Astronomers find seven Earth-sized, potentially habitable planets

Aditya Singh

Astronomers in Belgium have identified a record of seven Earth-sized planets, all potentially habitable.

According to the research study, which was published in Nature last week, and findings from NASA, all seven planets could potentially support liquid water, which astronomers believe is key to sustaining life. Michael Gillon was the lead author of the paper and the principal investigator of the TRAPPIST exoplanet survey at the University of Liege in Belgium. 

The seven planets all orbit TRAPPIST-1, an ultracool dwarf star in the Aquarius constellation. TRAPPIST-1 is slightly bigger than Jupiter in size but weighs 80 times as much.

Laurence Trafton, UT astronomy researcher at the McDonald Observatory, said discovering these seven planets is a breakthrough for finding life outside Earth.

“We have been searching for Earth-size planets for a long time, and we finally got them down from Jupiter-sized to Neptune-size down to super-Earths,” Trafton said. “All of a sudden from the TRAPPIST-1 group, we see seven (planets) going around the same star; all Earth-sized and in the habitable zone.”

Adam Kraus, assistant professor of astronomy at UT, said TRAPPIST-1 was discovered a couple years ago by a ground-based planet search program.

“A group of astronomers started observing nearby low-mass small stars, with the idea that if (these stars) have planets (orbiting them), the planets will be oriented so that they pass along (Earth’s) line of sight and block some of the light from the star,” Kraus said.

He added that astronomers chose to study small stars because Earth-sized planets would block more light emitted from these stars. Kraus said this strategy works because the more light the planets block, the easier they are to detect.

Trafton said scientists and astronomers noticed three planets from the Trappist system get very close to the habitable zone, which encompasses the distances from the sun to where liquid water is possible.

“The habitable zone is the distance from the primary star (to) where it is either so cold that water freezes out entirely … or it is so warm that (water) evaporates,” he said. 

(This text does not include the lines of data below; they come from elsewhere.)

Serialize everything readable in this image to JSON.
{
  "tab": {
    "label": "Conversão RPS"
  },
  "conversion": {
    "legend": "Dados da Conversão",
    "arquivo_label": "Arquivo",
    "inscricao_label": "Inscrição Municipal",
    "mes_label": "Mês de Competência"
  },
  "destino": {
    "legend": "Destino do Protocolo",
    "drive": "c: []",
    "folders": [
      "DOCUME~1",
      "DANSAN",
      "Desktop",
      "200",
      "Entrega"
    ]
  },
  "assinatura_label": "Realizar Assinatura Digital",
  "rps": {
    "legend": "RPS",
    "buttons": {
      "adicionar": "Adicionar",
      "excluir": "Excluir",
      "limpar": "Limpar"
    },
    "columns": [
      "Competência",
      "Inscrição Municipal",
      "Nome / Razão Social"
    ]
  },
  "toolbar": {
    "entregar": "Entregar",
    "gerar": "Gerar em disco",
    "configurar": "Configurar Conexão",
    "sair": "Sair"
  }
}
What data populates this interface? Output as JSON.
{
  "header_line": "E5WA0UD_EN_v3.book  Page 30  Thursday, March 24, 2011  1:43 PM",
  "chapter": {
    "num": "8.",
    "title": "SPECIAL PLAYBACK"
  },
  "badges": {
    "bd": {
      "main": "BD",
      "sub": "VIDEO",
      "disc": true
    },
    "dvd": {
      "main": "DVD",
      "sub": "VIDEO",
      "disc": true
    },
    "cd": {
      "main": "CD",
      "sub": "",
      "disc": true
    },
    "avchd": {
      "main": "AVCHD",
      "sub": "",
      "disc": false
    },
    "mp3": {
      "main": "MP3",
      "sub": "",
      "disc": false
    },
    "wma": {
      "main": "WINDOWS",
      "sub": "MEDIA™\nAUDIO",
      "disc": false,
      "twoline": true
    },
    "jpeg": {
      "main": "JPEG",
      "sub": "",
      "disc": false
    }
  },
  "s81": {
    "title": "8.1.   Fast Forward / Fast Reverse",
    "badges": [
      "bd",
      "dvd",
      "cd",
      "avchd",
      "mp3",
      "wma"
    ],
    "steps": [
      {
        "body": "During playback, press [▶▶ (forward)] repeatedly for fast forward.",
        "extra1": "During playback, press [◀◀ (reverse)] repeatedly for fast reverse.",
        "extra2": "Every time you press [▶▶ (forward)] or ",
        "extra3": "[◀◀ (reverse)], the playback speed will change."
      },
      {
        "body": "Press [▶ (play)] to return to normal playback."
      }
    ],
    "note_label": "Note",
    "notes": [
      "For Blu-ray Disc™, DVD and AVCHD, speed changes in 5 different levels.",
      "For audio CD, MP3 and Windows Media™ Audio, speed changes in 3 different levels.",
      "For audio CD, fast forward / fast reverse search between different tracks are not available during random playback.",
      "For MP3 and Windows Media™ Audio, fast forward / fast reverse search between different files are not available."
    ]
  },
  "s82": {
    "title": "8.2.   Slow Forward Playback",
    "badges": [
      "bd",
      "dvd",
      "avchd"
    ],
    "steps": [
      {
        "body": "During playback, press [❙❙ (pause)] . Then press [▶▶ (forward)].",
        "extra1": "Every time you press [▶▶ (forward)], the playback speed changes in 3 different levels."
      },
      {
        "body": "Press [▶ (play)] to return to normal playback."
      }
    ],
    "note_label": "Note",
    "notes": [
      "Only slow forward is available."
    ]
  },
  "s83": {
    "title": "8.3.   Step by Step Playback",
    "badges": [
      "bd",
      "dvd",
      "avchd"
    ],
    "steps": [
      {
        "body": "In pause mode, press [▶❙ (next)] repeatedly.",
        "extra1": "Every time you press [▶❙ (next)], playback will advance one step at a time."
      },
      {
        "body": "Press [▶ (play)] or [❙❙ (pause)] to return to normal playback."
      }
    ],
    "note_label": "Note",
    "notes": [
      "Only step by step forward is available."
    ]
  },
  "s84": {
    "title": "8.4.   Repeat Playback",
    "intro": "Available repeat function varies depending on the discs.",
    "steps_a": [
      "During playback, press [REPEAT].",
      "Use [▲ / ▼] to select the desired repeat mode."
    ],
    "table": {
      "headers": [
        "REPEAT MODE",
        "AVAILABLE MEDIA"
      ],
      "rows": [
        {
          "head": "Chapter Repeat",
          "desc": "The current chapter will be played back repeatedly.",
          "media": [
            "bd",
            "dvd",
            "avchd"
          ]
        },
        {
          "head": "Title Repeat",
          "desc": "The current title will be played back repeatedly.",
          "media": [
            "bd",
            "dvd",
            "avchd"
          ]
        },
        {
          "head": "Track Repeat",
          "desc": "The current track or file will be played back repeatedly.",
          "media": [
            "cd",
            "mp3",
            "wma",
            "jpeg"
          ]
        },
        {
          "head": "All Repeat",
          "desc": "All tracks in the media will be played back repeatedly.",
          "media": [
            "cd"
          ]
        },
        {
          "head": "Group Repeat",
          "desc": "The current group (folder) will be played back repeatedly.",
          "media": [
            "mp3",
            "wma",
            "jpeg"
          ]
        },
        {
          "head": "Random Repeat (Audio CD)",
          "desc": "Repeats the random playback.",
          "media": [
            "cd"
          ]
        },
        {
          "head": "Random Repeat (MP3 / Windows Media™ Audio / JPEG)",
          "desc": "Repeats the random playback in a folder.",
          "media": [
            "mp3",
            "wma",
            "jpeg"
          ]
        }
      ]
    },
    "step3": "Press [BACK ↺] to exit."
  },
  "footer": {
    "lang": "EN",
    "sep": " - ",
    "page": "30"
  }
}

Trafton said the temperature at which liquid water exists, 0 to 100 degrees Celsius, allows for the maximum amount of chemical reactions, since most organic materials can exist in liquid, gas or solid form in this temperature region. These chemical reactions are crucial for life to exist, he said, adding that all life we currently know of is dependent on water. 

The astronomers then used the Spitzer Space Telescope to gather more precise and continuous data about the Trappist system, Kraus said. He added that after 500 hours of observation, Gillon identified four additional planets in the habitable zone.

Michael Endl, UT research scientist at the McDonald Observatory, said that planets located in the habitable zone aren’t necessarily livable for humans.

“They could all basically be habitable if they have the right atmospheric conditions,” Endl said. “Venus is in the classical habitable zone but you don’t want to buy a house on Venus!”

Endl said NASA’s Kepler missions have discovered similar multi-planet rocky systems orbiting larger stars, but these systems have usually not been in the habitable zone.

Today, scientists can detect the location and size of planets, Kraus said, but the long-term goals are measuring oxygen, ozone, carbon dioxide and possibly water. The James Webb telescope, which will launch in October 2018, will be able to help researchers discover more about the atmosphere of far-away planets, which could help identify if a planet contains living organisms. 

“The holy grail and ultimate goal concerning habitability is to detect biosignatures, (or) chemical footprints of life in a planet’s atmosphere,” Endl said.

Endl said in his opinion if there are form of life in the universe, they would be single-cell organisms, because for nearly 3 billion years, life on Earth was single-celled. 

Kraus said that he believes within two to three years, data from the James Webb telescope will be able to tell us whether or not there is life, single-celled or not, in the TRAPPIST-1 system.  

He added he is optimistic about the search for Earth-sized planets and extraterrestrial life.

“We will find something that we think is interesting — maybe a sign of life — I would bet within 10 years,” Kraus said.